Please retype every record exactly as it appears, omitting the pictures.

+++ Dataset records +++

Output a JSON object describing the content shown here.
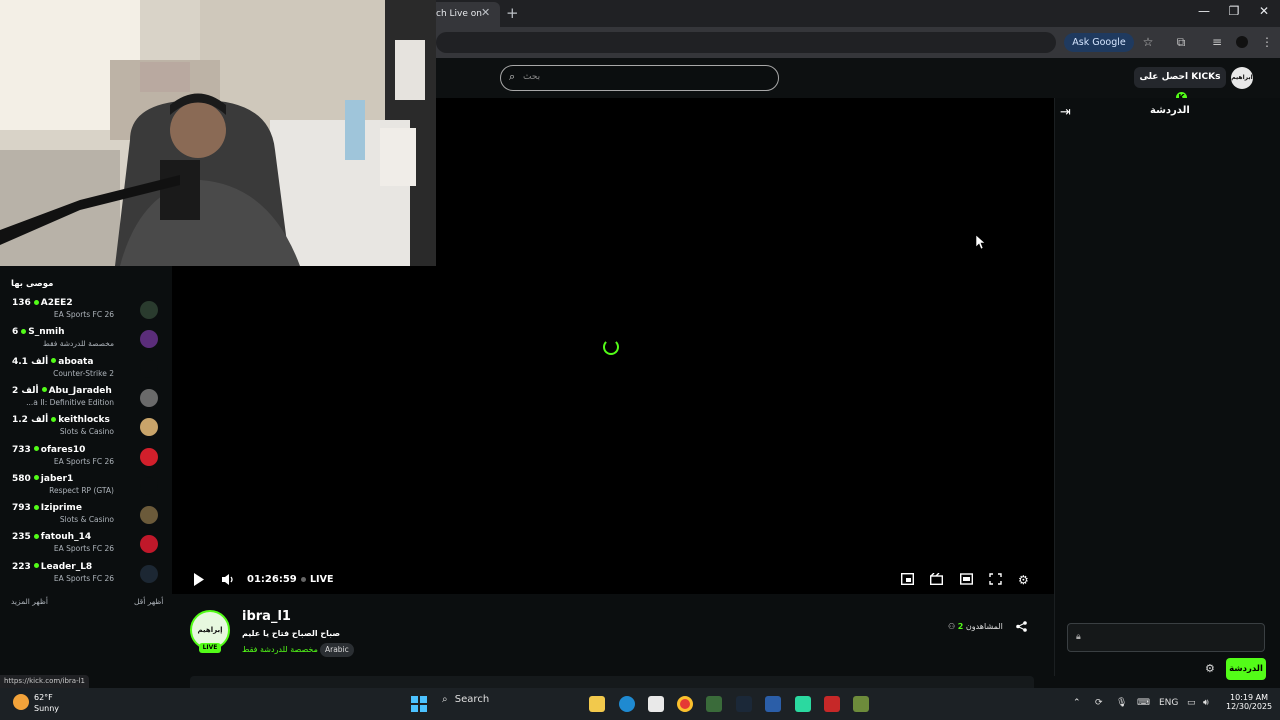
{
  "browser": {
    "tab_title": "ch Live on",
    "tab_close": "✕",
    "new_tab": "+",
    "ask_google": "Ask Google",
    "window_controls": {
      "minimize": "—",
      "restore": "❐",
      "close": "✕"
    }
  },
  "header": {
    "search_placeholder": "بحث",
    "get_kicks_label": "احصل على KICKs",
    "user_avatar_text": "ابراهيم"
  },
  "sidebar": {
    "title": "موصى بها",
    "channels": [
      {
        "viewers": "136",
        "name": "A2EE2",
        "game": "EA Sports FC 26",
        "avatar_color": "#2a3b2e"
      },
      {
        "viewers": "6",
        "name": "S_nmih",
        "game": "مخصصة للدردشة فقط",
        "avatar_color": "#5b2d7a"
      },
      {
        "viewers": "4.1 ألف",
        "name": "aboata",
        "game": "Counter-Strike 2",
        "avatar_color": "#0b0e0f"
      },
      {
        "viewers": "2 ألف",
        "name": "Abu_Jaradeh",
        "game": "...a II: Definitive Edition",
        "avatar_color": "#6a6a6a"
      },
      {
        "viewers": "1.2 ألف",
        "name": "keithlocks",
        "game": "Slots & Casino",
        "avatar_color": "#c9a46a"
      },
      {
        "viewers": "733",
        "name": "ofares10",
        "game": "EA Sports FC 26",
        "avatar_color": "#d21f2b"
      },
      {
        "viewers": "580",
        "name": "jaber1",
        "game": "Respect RP (GTA)",
        "avatar_color": "#0b0e0f"
      },
      {
        "viewers": "793",
        "name": "Iziprime",
        "game": "Slots & Casino",
        "avatar_color": "#6b5a3a"
      },
      {
        "viewers": "235",
        "name": "fatouh_14",
        "game": "EA Sports FC 26",
        "avatar_color": "#c0182a"
      },
      {
        "viewers": "223",
        "name": "Leader_L8",
        "game": "EA Sports FC 26",
        "avatar_color": "#1c2733"
      }
    ],
    "show_more": "أظهر المزيد",
    "show_less": "أظهر أقل"
  },
  "player": {
    "timecode": "01:26:59",
    "live_label": "LIVE"
  },
  "chat": {
    "title": "الدردشة",
    "send_label": "الدردشة"
  },
  "stream": {
    "streamer_name": "ibra_l1",
    "avatar_text": "إبراهيم",
    "live_badge": "LIVE",
    "title": "صباح الصباح فتاح يا عليم",
    "category": "مخصصة للدردشة فقط",
    "tag": "Arabic",
    "viewers_label": "المشاهدون",
    "viewers_count": "2"
  },
  "status_url": "https://kick.com/ibra-l1",
  "taskbar": {
    "temperature": "62°F",
    "weather": "Sunny",
    "search_label": "Search",
    "language": "ENG",
    "time": "10:19 AM",
    "date": "12/30/2025"
  }
}
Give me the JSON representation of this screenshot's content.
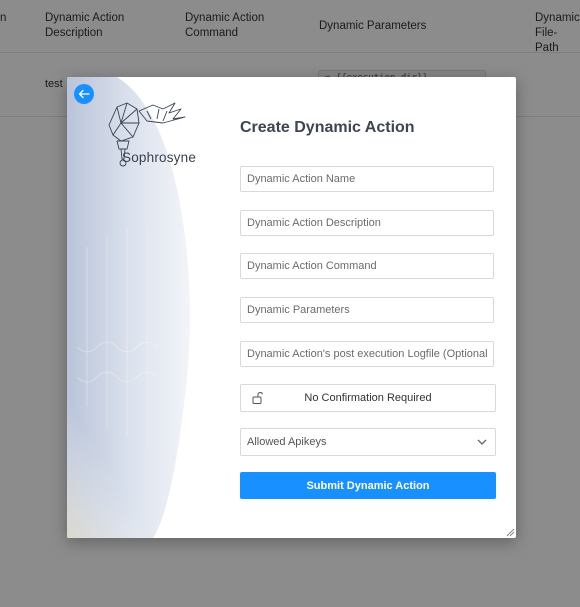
{
  "table": {
    "columns": [
      "n",
      "Dynamic Action\nDescription",
      "Dynamic Action\nCommand",
      "Dynamic Parameters",
      "Dynamic\nFile-Path"
    ],
    "row": {
      "description": "test",
      "parameters_snippet": "= {{execution_dir}}"
    }
  },
  "modal": {
    "brand": "Sophrosyne",
    "title": "Create Dynamic Action",
    "fields": {
      "name_placeholder": "Dynamic Action Name",
      "description_placeholder": "Dynamic Action Description",
      "command_placeholder": "Dynamic Action Command",
      "parameters_placeholder": "Dynamic Parameters",
      "logfile_placeholder": "Dynamic Action's post execution Logfile (Optional)"
    },
    "confirmation_label": "No Confirmation Required",
    "apikeys_label": "Allowed Apikeys",
    "submit_label": "Submit Dynamic Action"
  },
  "colors": {
    "accent": "#1890ff",
    "overlay": "rgba(0,0,0,0.45)",
    "title": "#3f4550"
  },
  "icons": [
    "arrow-left-icon",
    "torch-logo",
    "unlock-icon",
    "chevron-down-icon",
    "resize-handle-icon"
  ]
}
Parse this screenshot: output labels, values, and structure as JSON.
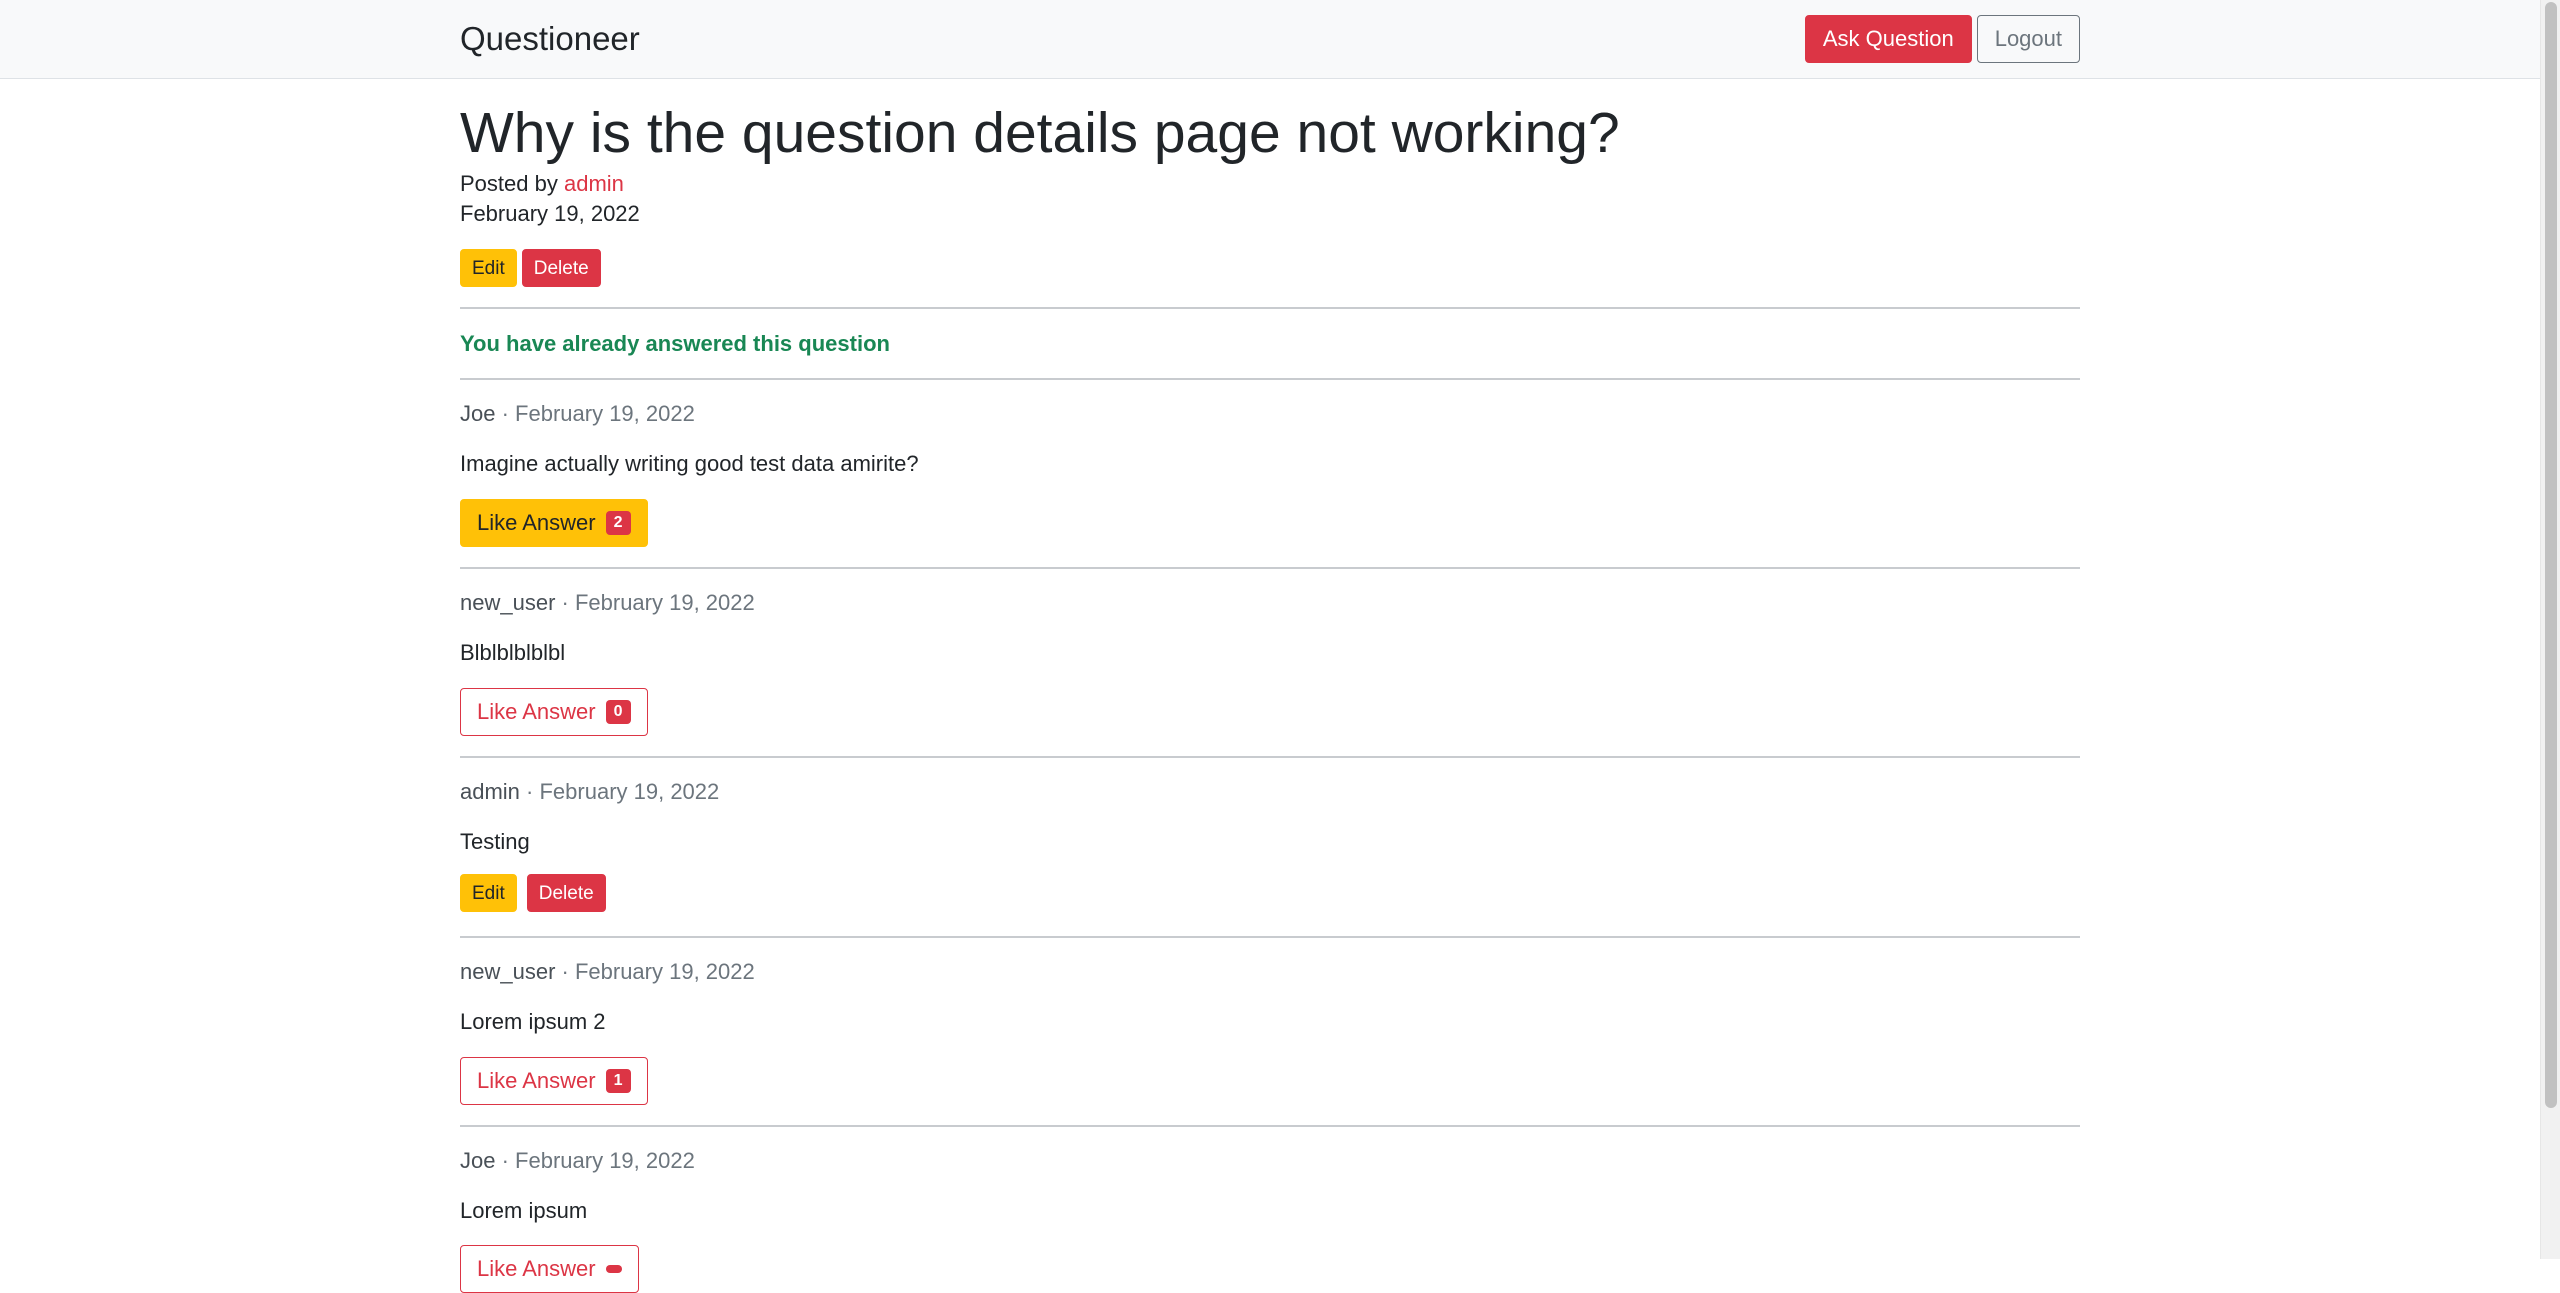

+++

### Written response
Output a JSON object describing the content shown here.
{
  "browser": {
    "tab_title": "ch Live on",
    "tab_close": "✕",
    "new_tab": "+",
    "ask_google": "Ask Google",
    "window_controls": {
      "minimize": "—",
      "restore": "❐",
      "close": "✕"
    }
  },
  "header": {
    "search_placeholder": "بحث",
    "get_kicks_label": "احصل على KICKs",
    "user_avatar_text": "ابراهيم"
  },
  "sidebar": {
    "title": "موصى بها",
    "channels": [
      {
        "viewers": "136",
        "name": "A2EE2",
        "game": "EA Sports FC 26",
        "avatar_color": "#2a3b2e"
      },
      {
        "viewers": "6",
        "name": "S_nmih",
        "game": "مخصصة للدردشة فقط",
        "avatar_color": "#5b2d7a"
      },
      {
        "viewers": "4.1 ألف",
        "name": "aboata",
        "game": "Counter-Strike 2",
        "avatar_color": "#0b0e0f"
      },
      {
        "viewers": "2 ألف",
        "name": "Abu_Jaradeh",
        "game": "...a II: Definitive Edition",
        "avatar_color": "#6a6a6a"
      },
      {
        "viewers": "1.2 ألف",
        "name": "keithlocks",
        "game": "Slots & Casino",
        "avatar_color": "#c9a46a"
      },
      {
        "viewers": "733",
        "name": "ofares10",
        "game": "EA Sports FC 26",
        "avatar_color": "#d21f2b"
      },
      {
        "viewers": "580",
        "name": "jaber1",
        "game": "Respect RP (GTA)",
        "avatar_color": "#0b0e0f"
      },
      {
        "viewers": "793",
        "name": "Iziprime",
        "game": "Slots & Casino",
        "avatar_color": "#6b5a3a"
      },
      {
        "viewers": "235",
        "name": "fatouh_14",
        "game": "EA Sports FC 26",
        "avatar_color": "#c0182a"
      },
      {
        "viewers": "223",
        "name": "Leader_L8",
        "game": "EA Sports FC 26",
        "avatar_color": "#1c2733"
      }
    ],
    "show_more": "أظهر المزيد",
    "show_less": "أظهر أقل"
  },
  "player": {
    "timecode": "01:26:59",
    "live_label": "LIVE"
  },
  "chat": {
    "title": "الدردشة",
    "send_label": "الدردشة"
  },
  "stream": {
    "streamer_name": "ibra_l1",
    "avatar_text": "إبراهيم",
    "live_badge": "LIVE",
    "title": "صباح الصباح فتاح يا عليم",
    "category": "مخصصة للدردشة فقط",
    "tag": "Arabic",
    "viewers_label": "المشاهدون",
    "viewers_count": "2"
  },
  "status_url": "https://kick.com/ibra-l1",
  "taskbar": {
    "temperature": "62°F",
    "weather": "Sunny",
    "search_label": "Search",
    "language": "ENG",
    "time": "10:19 AM",
    "date": "12/30/2025"
  }
}
Give me the JSON representation of this screenshot's content.
{
  "table": {
    "columns": [
      "n",
      "Dynamic Action\nDescription",
      "Dynamic Action\nCommand",
      "Dynamic Parameters",
      "Dynamic\nFile-Path"
    ],
    "row": {
      "description": "test",
      "parameters_snippet": "= {{execution_dir}}"
    }
  },
  "modal": {
    "brand": "Sophrosyne",
    "title": "Create Dynamic Action",
    "fields": {
      "name_placeholder": "Dynamic Action Name",
      "description_placeholder": "Dynamic Action Description",
      "command_placeholder": "Dynamic Action Command",
      "parameters_placeholder": "Dynamic Parameters",
      "logfile_placeholder": "Dynamic Action's post execution Logfile (Optional)"
    },
    "confirmation_label": "No Confirmation Required",
    "apikeys_label": "Allowed Apikeys",
    "submit_label": "Submit Dynamic Action"
  },
  "colors": {
    "accent": "#1890ff",
    "overlay": "rgba(0,0,0,0.45)",
    "title": "#3f4550"
  },
  "icons": [
    "arrow-left-icon",
    "torch-logo",
    "unlock-icon",
    "chevron-down-icon",
    "resize-handle-icon"
  ]
}
Parse this screenshot: output labels, values, and structure as JSON.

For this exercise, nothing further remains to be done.